To try to better understand the long-term impact of fire on bird populations in the Shoalhaven, BLS established a Bushfire Research Project (BRP). The long-term aim of the project is to examine changes in bird species richness and abundance in the Shoalhaven in the post-fire period.

The motivation for the project came from the local birdwatching community’s desire to contribute to the post-fire recovery effort. Overnight more people were submitting more surveys into BirdLife Australia’s (BirdLife) Birdata database than ever before. This has continued and increased since the launch of the project in March 2020 and through on-going presentations, social media and articles in the quarterly BLS Magazine.

BLS Bushfire Research Project Annual Reports

In June 2022, BLS released its Bushfire Recovery Project 2020 & 2021 Annual Report.

Click here to download the report - Bushfire Recovery Project 2020 & 2021 Annual Report.

This second project report analyses the species richness and abundance recorded by volunteers at sites of different fire severity within and outside the fire footprint. The report also looks at the impacts of the fires on individual species, species considered by the Australian Government as bushfire recovery priorities, nesting and feeding guilds and Shoalhaven’s Key Biodiversity Areas (KBAs).

The report is based on over 480 bird surveys recorded at 100 different locations throughout the Shoalhaven.
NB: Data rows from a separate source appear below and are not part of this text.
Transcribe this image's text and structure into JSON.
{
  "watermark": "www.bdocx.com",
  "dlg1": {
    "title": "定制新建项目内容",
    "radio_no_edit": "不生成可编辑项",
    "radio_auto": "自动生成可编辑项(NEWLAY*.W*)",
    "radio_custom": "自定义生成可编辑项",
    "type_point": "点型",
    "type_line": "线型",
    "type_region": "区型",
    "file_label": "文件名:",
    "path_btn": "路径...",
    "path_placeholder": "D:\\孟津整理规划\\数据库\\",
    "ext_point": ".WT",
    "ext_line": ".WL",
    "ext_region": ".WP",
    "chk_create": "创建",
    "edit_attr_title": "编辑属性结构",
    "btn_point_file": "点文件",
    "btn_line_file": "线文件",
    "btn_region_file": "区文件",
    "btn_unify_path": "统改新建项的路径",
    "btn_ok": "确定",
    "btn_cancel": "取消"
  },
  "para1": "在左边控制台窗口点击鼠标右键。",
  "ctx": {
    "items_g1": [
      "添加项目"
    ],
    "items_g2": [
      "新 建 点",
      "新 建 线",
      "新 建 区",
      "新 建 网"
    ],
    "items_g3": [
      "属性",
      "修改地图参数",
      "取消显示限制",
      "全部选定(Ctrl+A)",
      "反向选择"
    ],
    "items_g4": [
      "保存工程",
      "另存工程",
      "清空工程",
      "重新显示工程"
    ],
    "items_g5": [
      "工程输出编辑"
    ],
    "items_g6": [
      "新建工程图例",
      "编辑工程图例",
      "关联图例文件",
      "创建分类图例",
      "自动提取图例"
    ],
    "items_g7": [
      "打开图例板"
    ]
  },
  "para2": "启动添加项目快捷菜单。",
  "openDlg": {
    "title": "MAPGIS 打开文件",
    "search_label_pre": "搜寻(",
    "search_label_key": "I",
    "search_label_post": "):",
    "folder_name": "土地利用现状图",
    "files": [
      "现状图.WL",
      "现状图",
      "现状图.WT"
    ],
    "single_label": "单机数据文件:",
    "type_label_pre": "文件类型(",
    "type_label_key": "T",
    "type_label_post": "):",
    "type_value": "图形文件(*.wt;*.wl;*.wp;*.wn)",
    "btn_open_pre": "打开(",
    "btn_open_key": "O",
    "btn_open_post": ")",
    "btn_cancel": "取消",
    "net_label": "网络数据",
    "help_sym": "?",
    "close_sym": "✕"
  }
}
It also draws upon a further 300 surveys from sites that escaped the bushfires for comparison.

BLS appreciates the commitment to the project shown by local birdwatchers, who have contributed many hours of effort in the field. Without their support this report would not have been possible.

We hope this will be a long-term project and we are keen to hear from any experienced birdwatchers in the Shoalhaven who want to get involved. If this is you, please contact Gary Brady, BLS Bushfire Research Project Coordinator at

We also hope the report will lead to partnerships with universities, as their research expertise and the involvement of students will both motivate the BLS volunteer team and help deliver the long-term aims of the project.

If any universities, researchers or academics would like to explore this further, please contact Rob Dunn, BirdLife Shoalhaven President at or 0438 250 600.

(Click here to download the report for the first year of the project- BRP 2020 Annual Report.)

Bushfire Research Project case studies

The BLS quarterly magazines include several case studies, interviews, updates and reports relevant to the project:

2021 Spring magazine
1. Bushfire Research Project update – pp 5-7

2020 Summer magazine
1. Reports from the field – pp 11-13

2020 Spring magazine
1. Interview with Nic Carlile – survey site owner at Budgong – pp 6-10
2. Bendalong case study – pp 11-12

2020 Winter magazine
1. Interview with Fiona Stewart – survey site owner at Yatte Yattah - pp 9-13
2. West Braidwood and Bawley Point case studies – pp 14-18

Shoalhaven fire intensity map showing survey sites